Source data:
==*==
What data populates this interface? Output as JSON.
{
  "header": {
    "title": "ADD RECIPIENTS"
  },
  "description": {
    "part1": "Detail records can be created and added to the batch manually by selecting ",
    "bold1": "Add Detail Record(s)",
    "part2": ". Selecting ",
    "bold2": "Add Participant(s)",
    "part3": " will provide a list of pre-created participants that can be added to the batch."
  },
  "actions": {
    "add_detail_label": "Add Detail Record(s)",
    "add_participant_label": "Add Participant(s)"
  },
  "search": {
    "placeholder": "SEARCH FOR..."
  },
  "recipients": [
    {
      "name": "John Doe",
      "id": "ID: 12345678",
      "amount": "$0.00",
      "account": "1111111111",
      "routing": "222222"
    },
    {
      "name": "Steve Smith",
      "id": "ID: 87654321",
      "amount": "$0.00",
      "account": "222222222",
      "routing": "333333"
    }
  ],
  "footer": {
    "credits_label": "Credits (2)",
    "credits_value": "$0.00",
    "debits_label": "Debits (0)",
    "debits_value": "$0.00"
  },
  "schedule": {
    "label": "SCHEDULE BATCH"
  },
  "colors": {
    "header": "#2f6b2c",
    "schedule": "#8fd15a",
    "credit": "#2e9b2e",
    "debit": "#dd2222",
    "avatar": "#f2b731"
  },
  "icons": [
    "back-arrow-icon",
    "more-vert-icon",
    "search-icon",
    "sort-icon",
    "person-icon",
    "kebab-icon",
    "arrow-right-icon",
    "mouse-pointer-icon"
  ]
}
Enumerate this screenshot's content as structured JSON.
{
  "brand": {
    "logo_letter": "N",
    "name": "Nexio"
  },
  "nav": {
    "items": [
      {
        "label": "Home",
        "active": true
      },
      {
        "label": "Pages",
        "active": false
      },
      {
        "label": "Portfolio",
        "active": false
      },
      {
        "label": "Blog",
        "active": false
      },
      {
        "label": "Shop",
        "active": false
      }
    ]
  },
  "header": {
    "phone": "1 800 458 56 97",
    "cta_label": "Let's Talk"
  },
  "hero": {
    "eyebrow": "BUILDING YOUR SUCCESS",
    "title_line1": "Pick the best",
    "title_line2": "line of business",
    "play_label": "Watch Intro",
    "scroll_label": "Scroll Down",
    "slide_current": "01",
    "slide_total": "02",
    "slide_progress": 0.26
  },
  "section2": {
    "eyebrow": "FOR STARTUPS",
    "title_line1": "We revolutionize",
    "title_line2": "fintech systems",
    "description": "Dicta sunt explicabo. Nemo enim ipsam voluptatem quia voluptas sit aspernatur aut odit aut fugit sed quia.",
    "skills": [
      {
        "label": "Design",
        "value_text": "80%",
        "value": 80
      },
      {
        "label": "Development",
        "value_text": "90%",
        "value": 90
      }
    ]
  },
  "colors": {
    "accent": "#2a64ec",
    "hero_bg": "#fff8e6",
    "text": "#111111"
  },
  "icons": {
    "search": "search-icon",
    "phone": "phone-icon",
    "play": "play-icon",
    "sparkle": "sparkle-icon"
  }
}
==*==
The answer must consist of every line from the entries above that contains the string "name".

      "name": "John Doe",
      "name": "Steve Smith",
    "name": "Nexio"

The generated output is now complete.